Diversity hits home

I’ve never doubted the importance of showing human diversity in media, and after reading the chapter on discussing race with children in Nurture Shock, I’ve made it a point to actually point out diversity with Caroline. She and John just finished Meet Addie in the American Girl series. Addie is a young slave living just after the Emancipation Proclamation. I actually checked out Nurture Shock and this book at the same time, not even realizing what I’d learn from the race studies mentioned in the book about the importance of actually discussing, not ignoring, racial differences.

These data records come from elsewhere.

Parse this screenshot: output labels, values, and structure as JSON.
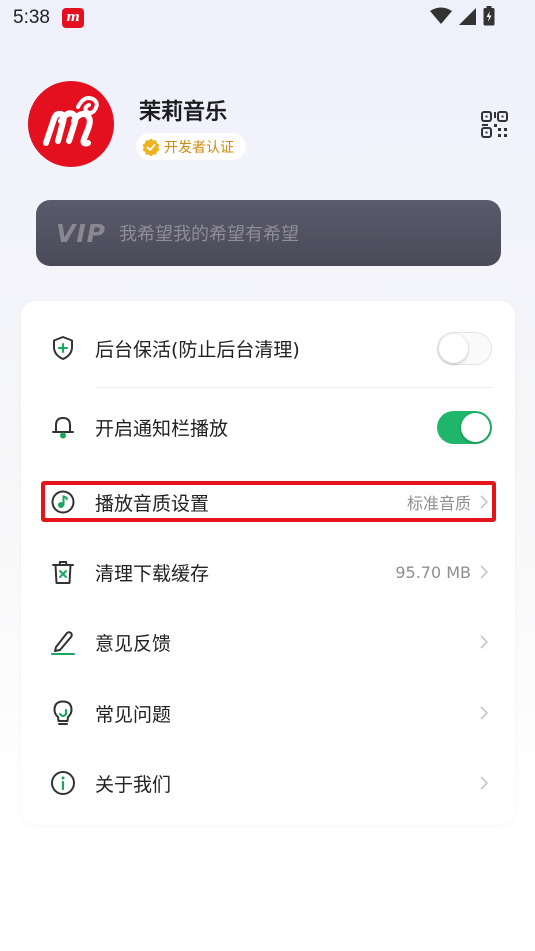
{
  "status_bar": {
    "time": "5:38",
    "app_icon_letter": "m",
    "icons": [
      "wifi-icon",
      "signal-icon",
      "battery-icon"
    ]
  },
  "profile": {
    "app_name": "茉莉音乐",
    "badge": "开发者认证",
    "logo_color": "#e4101f"
  },
  "vip": {
    "logo": "VIP",
    "text": "我希望我的希望有希望"
  },
  "settings": {
    "items": [
      {
        "label": "后台保活(防止后台清理)",
        "icon": "shield-plus-icon",
        "control": "toggle",
        "enabled": false
      },
      {
        "label": "开启通知栏播放",
        "icon": "bell-icon",
        "control": "toggle",
        "enabled": true
      },
      {
        "label": "播放音质设置",
        "icon": "music-note-icon",
        "value": "标准音质",
        "control": "chevron"
      },
      {
        "label": "清理下载缓存",
        "icon": "trash-icon",
        "value": "95.70 MB",
        "control": "chevron"
      },
      {
        "label": "意见反馈",
        "icon": "pencil-icon",
        "value": "",
        "control": "chevron"
      },
      {
        "label": "常见问题",
        "icon": "lightbulb-icon",
        "value": "",
        "control": "chevron"
      },
      {
        "label": "关于我们",
        "icon": "info-icon",
        "value": "",
        "control": "chevron"
      }
    ]
  },
  "colors": {
    "accent_green": "#1fb56a",
    "highlight_red": "#e5141b",
    "vip_bg": "#4a4a58"
  }
}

The thing is: kids notice. And they notice even more, I see now, when *they* are seeking to find someone portrayed who looks like they do. Now that Caroline has her glasses, she points out kids with glasses in picture books we read. I’m so glad those are there for her to see. Sometimes I’ve though it awkward to see books that seem to go overboard including diversity — kids of various racial backgrounds, kids with various disabilities. I’ve always known it was important, but I guess until it was my child looking for a child “like her,” it just didn’t mean as much. Yes, the middle class, Christian, white girl has had a pretty easy life.

And thus is the nature of humans.

If you haven’t taken a gander at Nurture Shock, do! I just discovered the writers’ blog at newsweek and will be following that now.